### Assignment
Scan the entries that follow for the word "yukseklik", then report every line in which it appears.

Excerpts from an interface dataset
========================================================================

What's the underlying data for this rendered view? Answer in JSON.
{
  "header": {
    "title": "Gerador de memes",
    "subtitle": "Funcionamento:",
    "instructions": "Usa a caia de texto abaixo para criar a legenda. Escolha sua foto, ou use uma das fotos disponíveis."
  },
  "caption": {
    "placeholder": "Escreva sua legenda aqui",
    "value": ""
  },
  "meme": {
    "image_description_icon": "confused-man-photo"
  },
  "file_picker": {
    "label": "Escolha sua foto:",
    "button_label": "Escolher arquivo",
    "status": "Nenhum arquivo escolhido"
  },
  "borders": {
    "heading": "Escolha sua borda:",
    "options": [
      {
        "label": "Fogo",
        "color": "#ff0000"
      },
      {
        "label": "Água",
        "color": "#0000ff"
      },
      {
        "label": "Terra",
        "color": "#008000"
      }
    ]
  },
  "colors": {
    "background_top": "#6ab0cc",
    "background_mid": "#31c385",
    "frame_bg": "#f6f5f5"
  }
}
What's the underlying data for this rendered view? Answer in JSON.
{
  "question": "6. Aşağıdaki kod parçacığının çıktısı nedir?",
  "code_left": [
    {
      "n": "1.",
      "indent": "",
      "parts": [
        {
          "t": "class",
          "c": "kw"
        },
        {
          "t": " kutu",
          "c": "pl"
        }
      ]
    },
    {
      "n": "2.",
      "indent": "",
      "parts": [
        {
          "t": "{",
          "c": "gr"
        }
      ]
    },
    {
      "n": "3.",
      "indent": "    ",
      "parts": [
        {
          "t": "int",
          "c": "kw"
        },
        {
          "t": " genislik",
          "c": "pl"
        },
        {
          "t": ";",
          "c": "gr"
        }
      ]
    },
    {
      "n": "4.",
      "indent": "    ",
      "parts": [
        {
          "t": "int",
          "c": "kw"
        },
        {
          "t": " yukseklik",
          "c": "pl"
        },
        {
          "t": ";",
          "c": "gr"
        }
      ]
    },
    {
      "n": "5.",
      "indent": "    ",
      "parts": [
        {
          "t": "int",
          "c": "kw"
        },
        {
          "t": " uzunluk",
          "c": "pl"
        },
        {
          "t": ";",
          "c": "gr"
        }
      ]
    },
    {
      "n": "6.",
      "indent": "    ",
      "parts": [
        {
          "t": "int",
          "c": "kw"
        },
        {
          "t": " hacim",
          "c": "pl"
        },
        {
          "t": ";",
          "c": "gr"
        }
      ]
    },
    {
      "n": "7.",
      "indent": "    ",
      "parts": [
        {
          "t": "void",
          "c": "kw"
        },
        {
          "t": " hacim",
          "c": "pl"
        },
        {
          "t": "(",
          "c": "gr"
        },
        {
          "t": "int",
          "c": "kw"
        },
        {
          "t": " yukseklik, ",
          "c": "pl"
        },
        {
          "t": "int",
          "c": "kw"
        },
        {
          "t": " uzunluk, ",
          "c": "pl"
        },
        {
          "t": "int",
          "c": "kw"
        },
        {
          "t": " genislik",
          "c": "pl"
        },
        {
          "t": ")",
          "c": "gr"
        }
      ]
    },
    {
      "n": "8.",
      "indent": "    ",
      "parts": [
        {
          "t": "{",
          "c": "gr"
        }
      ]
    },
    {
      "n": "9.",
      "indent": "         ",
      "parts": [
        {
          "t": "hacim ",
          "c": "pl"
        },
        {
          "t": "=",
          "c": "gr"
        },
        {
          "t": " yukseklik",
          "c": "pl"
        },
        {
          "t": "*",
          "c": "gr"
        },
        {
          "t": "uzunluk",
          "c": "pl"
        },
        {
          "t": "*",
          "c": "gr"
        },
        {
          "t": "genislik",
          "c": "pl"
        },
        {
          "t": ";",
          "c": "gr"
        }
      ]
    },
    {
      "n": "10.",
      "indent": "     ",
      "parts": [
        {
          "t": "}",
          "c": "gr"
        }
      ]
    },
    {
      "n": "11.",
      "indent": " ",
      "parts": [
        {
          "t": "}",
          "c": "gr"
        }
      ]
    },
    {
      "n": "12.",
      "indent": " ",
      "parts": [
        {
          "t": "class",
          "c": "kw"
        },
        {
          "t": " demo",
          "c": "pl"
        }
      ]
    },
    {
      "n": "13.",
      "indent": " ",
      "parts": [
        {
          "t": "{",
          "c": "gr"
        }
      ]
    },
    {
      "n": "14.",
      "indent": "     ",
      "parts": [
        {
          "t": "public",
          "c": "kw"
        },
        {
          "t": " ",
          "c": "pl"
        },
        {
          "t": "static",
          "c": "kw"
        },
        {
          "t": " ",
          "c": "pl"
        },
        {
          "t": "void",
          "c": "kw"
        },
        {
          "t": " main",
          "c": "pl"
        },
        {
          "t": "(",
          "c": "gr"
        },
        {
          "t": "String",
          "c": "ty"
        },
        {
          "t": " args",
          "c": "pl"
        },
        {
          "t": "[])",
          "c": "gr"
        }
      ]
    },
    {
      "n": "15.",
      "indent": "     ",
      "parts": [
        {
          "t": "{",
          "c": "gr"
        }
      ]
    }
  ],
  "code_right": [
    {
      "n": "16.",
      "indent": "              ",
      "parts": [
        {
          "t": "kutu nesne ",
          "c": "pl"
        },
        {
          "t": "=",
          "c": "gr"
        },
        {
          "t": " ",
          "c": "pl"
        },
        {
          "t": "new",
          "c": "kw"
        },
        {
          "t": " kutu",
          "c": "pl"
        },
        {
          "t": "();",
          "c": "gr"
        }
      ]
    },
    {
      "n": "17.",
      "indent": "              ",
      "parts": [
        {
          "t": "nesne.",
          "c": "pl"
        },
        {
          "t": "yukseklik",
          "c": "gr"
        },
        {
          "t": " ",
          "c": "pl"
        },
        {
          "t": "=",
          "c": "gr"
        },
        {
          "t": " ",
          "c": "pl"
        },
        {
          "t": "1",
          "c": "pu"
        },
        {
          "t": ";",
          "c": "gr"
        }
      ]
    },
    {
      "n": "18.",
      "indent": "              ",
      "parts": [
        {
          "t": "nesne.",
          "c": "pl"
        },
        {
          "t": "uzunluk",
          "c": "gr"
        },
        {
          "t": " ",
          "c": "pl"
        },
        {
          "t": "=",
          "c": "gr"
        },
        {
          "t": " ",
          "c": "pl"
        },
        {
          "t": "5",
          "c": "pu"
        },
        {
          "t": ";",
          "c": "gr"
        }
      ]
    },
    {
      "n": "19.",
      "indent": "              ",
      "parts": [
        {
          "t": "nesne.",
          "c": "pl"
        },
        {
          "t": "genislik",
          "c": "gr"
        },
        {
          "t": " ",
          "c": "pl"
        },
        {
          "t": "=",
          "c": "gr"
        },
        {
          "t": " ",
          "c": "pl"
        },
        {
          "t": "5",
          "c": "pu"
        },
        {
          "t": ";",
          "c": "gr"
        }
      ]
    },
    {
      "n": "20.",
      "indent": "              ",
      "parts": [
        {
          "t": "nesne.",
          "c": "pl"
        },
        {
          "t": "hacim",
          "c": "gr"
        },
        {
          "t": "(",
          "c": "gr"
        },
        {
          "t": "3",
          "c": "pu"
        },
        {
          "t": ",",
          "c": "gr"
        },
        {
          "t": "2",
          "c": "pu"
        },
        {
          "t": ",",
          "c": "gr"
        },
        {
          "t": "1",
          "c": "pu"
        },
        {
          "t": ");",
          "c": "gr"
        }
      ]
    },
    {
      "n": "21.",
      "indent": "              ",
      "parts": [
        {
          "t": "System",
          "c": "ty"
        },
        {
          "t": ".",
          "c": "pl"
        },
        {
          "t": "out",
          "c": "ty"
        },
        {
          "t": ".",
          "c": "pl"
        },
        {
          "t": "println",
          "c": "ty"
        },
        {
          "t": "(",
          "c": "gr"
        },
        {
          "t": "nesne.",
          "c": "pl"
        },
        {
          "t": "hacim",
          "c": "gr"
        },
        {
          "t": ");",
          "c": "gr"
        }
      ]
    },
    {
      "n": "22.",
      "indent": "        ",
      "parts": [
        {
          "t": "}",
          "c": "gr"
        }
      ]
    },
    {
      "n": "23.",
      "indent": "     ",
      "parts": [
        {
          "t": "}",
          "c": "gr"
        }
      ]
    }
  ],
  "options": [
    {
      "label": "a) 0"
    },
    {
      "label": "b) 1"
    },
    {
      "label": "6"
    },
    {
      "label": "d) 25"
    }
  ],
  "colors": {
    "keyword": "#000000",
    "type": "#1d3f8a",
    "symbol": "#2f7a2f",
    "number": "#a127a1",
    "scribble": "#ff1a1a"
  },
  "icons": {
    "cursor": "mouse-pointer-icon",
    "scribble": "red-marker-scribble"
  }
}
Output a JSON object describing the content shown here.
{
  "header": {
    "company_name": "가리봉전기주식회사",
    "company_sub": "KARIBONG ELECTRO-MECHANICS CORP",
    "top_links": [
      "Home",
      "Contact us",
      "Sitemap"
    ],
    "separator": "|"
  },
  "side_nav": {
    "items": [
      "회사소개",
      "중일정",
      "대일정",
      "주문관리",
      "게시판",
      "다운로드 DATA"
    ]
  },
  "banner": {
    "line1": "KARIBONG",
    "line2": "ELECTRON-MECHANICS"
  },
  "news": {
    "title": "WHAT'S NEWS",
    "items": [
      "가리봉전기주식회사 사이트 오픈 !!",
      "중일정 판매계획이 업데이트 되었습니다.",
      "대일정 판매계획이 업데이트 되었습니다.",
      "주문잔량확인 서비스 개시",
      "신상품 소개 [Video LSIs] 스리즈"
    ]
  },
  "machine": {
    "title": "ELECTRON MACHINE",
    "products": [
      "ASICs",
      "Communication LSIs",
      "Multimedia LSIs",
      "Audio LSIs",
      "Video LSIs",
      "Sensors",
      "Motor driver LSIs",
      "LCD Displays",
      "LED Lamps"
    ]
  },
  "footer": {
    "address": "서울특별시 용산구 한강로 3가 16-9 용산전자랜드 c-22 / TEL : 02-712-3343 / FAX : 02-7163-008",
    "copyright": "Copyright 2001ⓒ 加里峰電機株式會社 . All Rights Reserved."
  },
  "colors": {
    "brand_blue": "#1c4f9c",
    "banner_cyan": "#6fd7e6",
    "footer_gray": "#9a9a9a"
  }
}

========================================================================

### Exercise result
          "t": " yukseklik",
          "t": " yukseklik, ",
          "t": " yukseklik",
          "t": "yukseklik",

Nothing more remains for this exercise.